— TASK ITEM —
Look for "name" in the records and copy every line that has it.

(Page and application data records)
-- Opening Marker --
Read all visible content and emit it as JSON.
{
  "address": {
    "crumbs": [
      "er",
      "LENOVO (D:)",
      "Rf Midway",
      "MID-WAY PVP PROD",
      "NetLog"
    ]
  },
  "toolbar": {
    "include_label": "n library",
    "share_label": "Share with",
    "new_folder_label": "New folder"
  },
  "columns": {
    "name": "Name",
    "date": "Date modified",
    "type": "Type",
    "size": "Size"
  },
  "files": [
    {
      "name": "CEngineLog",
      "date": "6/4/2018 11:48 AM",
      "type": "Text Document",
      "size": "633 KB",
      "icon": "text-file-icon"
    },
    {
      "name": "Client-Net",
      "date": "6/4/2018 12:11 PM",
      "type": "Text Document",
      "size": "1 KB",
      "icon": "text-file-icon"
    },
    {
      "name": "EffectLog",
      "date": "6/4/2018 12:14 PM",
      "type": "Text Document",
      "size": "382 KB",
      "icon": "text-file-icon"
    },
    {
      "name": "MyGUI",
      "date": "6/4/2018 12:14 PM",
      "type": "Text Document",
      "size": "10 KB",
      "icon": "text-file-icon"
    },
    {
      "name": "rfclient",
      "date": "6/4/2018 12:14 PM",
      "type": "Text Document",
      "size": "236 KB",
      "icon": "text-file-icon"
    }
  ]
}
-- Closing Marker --
— OUTPUT FOR THIS TASK —
    "name": "Name",
      "name": "CEngineLog",
      "name": "Client-Net",
      "name": "EffectLog",
      "name": "MyGUI",
      "name": "rfclient",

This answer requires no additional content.